Which lines in the records below mention the word "privados"? Copy each one out.

»»

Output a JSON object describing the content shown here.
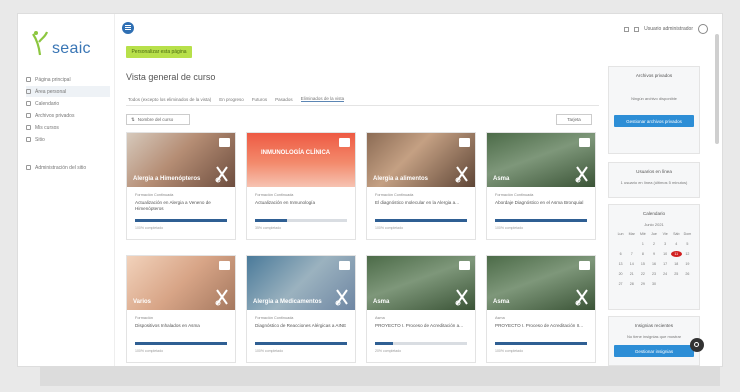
{
  "brand": {
    "logo_text": "seaic"
  },
  "sidebar": {
    "items": [
      {
        "label": "Página principal",
        "icon": "home-icon",
        "active": false
      },
      {
        "label": "Área personal",
        "icon": "dashboard-icon",
        "active": true
      },
      {
        "label": "Calendario",
        "icon": "calendar-icon",
        "active": false
      },
      {
        "label": "Archivos privados",
        "icon": "file-icon",
        "active": false
      },
      {
        "label": "Mis cursos",
        "icon": "graduation-icon",
        "active": false
      },
      {
        "label": "Sitio",
        "icon": "site-icon",
        "active": false
      },
      {
        "label": "Administración del sitio",
        "icon": "gear-icon",
        "active": false
      }
    ]
  },
  "topbar": {
    "user_name": "Usuario administrador"
  },
  "content": {
    "green_button": "Personalizar esta página",
    "page_title": "Vista general de curso",
    "filters": [
      "Todos (excepto los eliminados de la vista)",
      "En progreso",
      "Futuros",
      "Pasados",
      "Eliminados de la vista"
    ],
    "sort_label": "Nombre del curso",
    "view_label": "Tarjeta"
  },
  "cards": [
    {
      "image_title": "Alergia a Himenópteros",
      "category": "Formación Continuada",
      "name": "Actualización en Alergia a Veneno de Himenópteros",
      "progress": 100,
      "progress_text": "100% completado"
    },
    {
      "image_title": "INMUNOLOGÍA CLÍNICA",
      "category": "Formación Continuada",
      "name": "Actualización en Inmunología",
      "progress": 35,
      "progress_text": "35% completado"
    },
    {
      "image_title": "Alergia a alimentos",
      "category": "Formación Continuada",
      "name": "El diagnóstico molecular en la Alergia a...",
      "progress": 100,
      "progress_text": "100% completado"
    },
    {
      "image_title": "Asma",
      "category": "Formación Continuada",
      "name": "Abordaje Diagnóstico en el Asma Bronquial",
      "progress": 100,
      "progress_text": "100% completado"
    },
    {
      "image_title": "Varios",
      "category": "Formación",
      "name": "Dispositivos Inhalados en Asma",
      "progress": 100,
      "progress_text": "100% completado"
    },
    {
      "image_title": "Alergia a Medicamentos",
      "category": "Formación Continuada",
      "name": "Diagnóstico de Reacciones Alérgicas a AINE",
      "progress": 100,
      "progress_text": "100% completado"
    },
    {
      "image_title": "Asma",
      "category": "Asma",
      "name": "PROYECTO I. Proceso de Acreditación a...",
      "progress": 20,
      "progress_text": "20% completado"
    },
    {
      "image_title": "Asma",
      "category": "Asma",
      "name": "PROYECTO I. Proceso de Acreditación II...",
      "progress": 100,
      "progress_text": "100% completado"
    }
  ],
  "widgets": {
    "private_files": {
      "title": "Archivos privados",
      "desc": "Ningún archivo disponible",
      "button": "Gestionar archivos privados"
    },
    "online_users": {
      "title": "Usuarios en línea",
      "desc": "1 usuario en línea (últimos 5 minutos)"
    },
    "calendar": {
      "title": "Calendario",
      "month": "Junio 2021",
      "weekdays": [
        "Lun",
        "Mar",
        "Mié",
        "Jue",
        "Vie",
        "Sáb",
        "Dom"
      ],
      "days": [
        "",
        "",
        "1",
        "2",
        "3",
        "4",
        "5",
        "6",
        "7",
        "8",
        "9",
        "10",
        "11",
        "12",
        "13",
        "14",
        "15",
        "16",
        "17",
        "18",
        "19",
        "20",
        "21",
        "22",
        "23",
        "24",
        "25",
        "26",
        "27",
        "28",
        "29",
        "30"
      ],
      "today": "11"
    },
    "recent_badges": {
      "title": "Insignias recientes",
      "desc": "No tiene insignias que mostrar",
      "button": "Gestionar insignias"
    }
  }
}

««

## OUTPUT
        "label": "Archivos privados",
      "title": "Archivos privados",
      "button": "Gestionar archivos privados"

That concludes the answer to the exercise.